- Opening Delimiter -
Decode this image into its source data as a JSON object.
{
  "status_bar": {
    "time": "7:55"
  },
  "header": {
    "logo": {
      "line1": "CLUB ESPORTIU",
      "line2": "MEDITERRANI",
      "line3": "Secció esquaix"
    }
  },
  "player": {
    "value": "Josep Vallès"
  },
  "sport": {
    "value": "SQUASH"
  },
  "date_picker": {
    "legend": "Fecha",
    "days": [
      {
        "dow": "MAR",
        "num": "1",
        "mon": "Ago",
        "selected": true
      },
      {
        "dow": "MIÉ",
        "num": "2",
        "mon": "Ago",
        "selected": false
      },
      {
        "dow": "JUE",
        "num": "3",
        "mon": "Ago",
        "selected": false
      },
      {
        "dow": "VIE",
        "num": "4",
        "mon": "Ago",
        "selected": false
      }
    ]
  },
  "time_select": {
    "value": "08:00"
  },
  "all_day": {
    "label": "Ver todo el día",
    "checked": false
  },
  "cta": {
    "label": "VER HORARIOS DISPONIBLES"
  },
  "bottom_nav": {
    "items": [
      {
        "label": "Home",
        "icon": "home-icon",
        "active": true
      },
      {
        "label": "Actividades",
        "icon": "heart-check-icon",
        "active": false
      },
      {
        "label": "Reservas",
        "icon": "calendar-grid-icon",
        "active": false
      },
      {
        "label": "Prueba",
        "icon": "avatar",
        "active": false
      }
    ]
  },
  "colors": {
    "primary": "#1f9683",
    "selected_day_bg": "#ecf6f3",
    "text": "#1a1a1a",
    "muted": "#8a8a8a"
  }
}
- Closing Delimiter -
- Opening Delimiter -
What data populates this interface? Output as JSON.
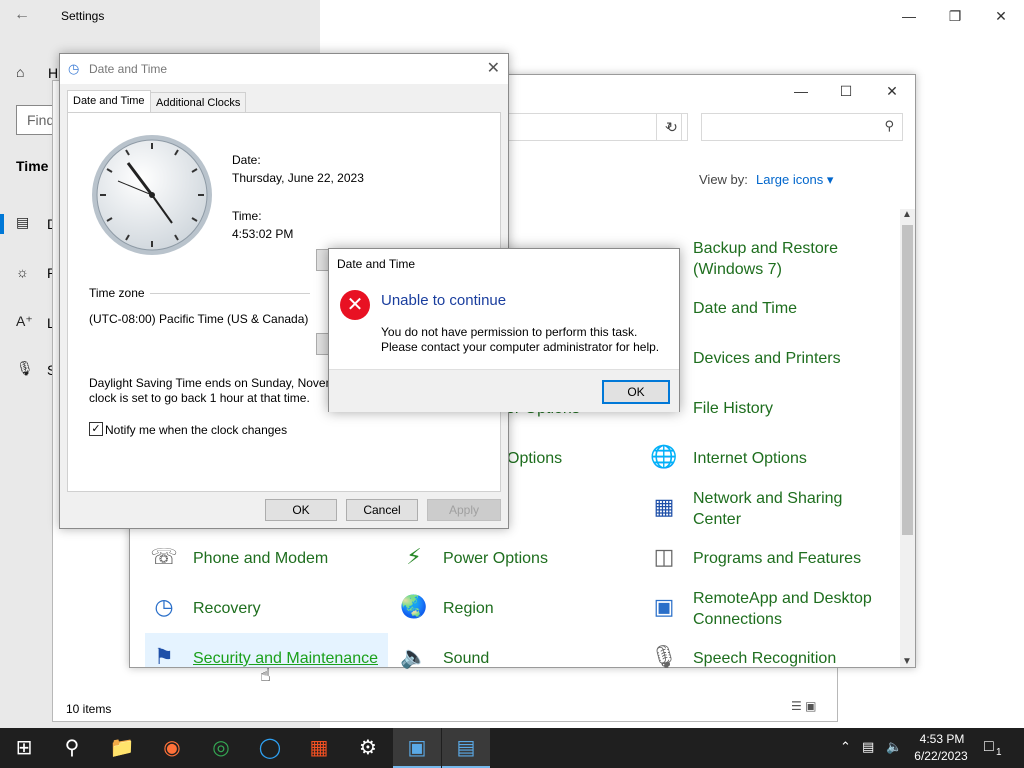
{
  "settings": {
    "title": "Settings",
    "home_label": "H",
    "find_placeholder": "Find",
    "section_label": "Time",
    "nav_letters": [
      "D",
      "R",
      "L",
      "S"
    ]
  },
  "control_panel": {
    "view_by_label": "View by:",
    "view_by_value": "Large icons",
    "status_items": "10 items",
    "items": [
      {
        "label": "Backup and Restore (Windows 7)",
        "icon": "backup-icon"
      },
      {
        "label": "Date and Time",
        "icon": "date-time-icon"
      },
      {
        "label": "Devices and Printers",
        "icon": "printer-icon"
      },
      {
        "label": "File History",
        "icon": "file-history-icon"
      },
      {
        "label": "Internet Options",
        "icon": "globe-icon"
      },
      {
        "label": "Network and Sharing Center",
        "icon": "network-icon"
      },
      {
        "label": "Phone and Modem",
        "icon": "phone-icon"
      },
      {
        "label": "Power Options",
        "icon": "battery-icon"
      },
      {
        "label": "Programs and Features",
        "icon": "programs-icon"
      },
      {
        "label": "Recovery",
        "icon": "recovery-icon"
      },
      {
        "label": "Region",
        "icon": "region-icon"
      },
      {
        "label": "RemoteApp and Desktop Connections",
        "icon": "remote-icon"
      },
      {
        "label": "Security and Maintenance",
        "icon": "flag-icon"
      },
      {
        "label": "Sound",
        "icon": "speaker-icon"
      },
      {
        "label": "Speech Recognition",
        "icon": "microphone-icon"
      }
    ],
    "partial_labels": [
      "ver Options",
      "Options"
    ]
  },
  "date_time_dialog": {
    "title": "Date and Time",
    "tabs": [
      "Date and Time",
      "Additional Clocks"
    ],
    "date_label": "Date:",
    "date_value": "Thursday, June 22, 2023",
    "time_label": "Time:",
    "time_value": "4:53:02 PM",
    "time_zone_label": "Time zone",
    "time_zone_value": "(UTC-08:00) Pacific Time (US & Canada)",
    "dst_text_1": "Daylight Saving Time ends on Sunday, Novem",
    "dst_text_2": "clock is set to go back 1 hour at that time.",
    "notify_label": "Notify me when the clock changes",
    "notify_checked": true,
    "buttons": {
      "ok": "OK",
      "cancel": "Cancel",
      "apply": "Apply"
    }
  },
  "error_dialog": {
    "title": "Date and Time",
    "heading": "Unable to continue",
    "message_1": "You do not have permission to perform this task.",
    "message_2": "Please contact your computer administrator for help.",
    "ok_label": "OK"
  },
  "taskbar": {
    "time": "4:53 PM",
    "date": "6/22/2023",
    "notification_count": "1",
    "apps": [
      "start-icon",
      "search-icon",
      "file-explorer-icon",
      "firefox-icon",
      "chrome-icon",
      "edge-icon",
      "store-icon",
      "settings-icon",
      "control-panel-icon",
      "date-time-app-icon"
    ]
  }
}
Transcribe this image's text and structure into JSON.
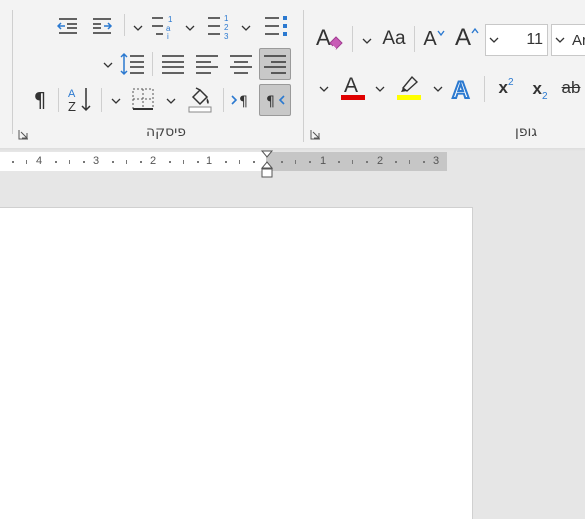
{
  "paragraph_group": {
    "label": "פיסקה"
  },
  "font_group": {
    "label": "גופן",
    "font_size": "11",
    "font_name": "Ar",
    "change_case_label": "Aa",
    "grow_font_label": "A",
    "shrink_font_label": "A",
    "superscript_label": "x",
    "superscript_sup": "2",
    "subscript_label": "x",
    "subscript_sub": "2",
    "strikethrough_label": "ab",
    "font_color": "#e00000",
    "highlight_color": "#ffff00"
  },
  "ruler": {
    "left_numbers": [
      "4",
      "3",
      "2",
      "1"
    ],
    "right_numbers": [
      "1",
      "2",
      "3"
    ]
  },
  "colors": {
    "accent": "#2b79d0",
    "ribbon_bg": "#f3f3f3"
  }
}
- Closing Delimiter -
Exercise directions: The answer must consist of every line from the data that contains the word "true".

Answer area:
        "selected": true
        "active": true
    "notify_checked": true,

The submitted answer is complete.